Charles Thomson is a partner and solicitor advocate in Baker McKenzie’s Dispute Resolution Practice Group in London. He co-manages the Business Crime Unit, and is part of the Financial Institutions Disputes, Contentious Trusts and Compliance and Investigations Groups. Charles joined the Firm as a trainee in 2002, and concurrently spent three months on secondment as a judicial assistant at the Royal Courts of Justice in the Civil Appeals Division. A solicitor advocate since 2007, Charles appears as an advocate in all Higher Courts in England and Wales. Chambers and Legal 500 both commend Charles for his legal practice. Charles is also listed as a Rising Star in Litigation by Legal Week.

Author

Henry Garfield is a senior associate in Baker McKenzie's Dispute Resolution department based in London. Henry's practice focuses on fraud, asset tracing, internal investigations and business crime. He also undertakes general commercial litigation. Henry has just completed an 11 month secondment to the Serious Fraud Office, during which he was the Case Lawyer on an investigation into a £60 million fraud. The investigation involved unravelling trust and company structures in several offshore jurisdictions and has recently resulted in two individuals being charged with fraud and forgery offences.

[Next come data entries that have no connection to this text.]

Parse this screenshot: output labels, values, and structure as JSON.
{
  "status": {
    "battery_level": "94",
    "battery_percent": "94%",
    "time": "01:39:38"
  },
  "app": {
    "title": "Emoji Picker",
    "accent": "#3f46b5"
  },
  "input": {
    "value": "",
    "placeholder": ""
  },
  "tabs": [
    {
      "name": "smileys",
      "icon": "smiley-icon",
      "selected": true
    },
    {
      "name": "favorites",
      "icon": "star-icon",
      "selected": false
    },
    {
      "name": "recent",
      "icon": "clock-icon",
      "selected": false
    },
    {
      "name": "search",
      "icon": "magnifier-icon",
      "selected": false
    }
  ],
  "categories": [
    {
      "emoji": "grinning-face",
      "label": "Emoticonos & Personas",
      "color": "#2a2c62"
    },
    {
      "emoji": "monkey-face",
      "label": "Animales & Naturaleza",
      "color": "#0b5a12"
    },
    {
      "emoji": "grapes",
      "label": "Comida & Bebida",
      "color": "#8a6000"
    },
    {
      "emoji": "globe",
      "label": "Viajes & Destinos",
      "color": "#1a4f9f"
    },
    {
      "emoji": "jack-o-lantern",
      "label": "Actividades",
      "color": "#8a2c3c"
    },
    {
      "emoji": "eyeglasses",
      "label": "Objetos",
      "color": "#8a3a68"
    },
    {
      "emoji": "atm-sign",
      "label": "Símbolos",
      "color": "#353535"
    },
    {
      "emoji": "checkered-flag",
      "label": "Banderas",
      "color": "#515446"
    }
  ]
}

Author

Yindi is a partner in the Baker McKenzie Dispute Resolution team based in London, and a member of the Compliance and Investigations group. Yindi’s practice includes a broad spectrum of complex and high-value international and domestic commercial litigation for multinational clients, with specialist expertise in anti-bribery and corruption investigations, compliance and trust disputes.